Privatised water companies are under fire for serious lack of investment in our water infrastructure, presiding over reckless levels of water leaks and poisoning our water courses. It’s clear their priority lies with providing profits to their shareholders rather than as responsible custodians of our precious resource.

Water should be a common good. In my view, it must be taken back into public ownership. No private company should have the right to ‘own’ a resource taken from nature that we all need in order to thrive. I hope this will be a key issue in the next general election, and I’ll be putting my cross next to the political party that has a solid plan to tackle the problem.

In the meantime – as usual – it’s up to citizens to respond to the crisis. What can we do at home to conserve water? Irrigate our gardens with grey water from the bath or washing up bowl. Let our lawns go brown. Get free water saving devices from Bristol Water. Turn the tap off when we’re cleaning our teeth or washing our hands. Check for leaking loos.

Whilst it’s not fair that citizens have to suffer the consequences of private greed, it’s the only thing we can do until we get a chance to show our discontent at the ballot box. In the meantime, we could write to our parliamentary representatives and the CEOs of the water companies and express our anger at the egregious mishandling of this most precious resource.

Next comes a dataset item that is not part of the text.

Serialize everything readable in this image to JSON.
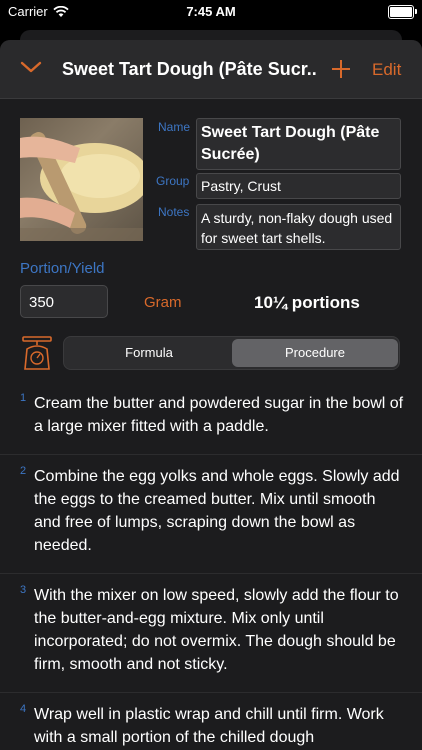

This article was first published in the Keynsham Voice – September 2022

Photo by Mike Erskine on Unsplash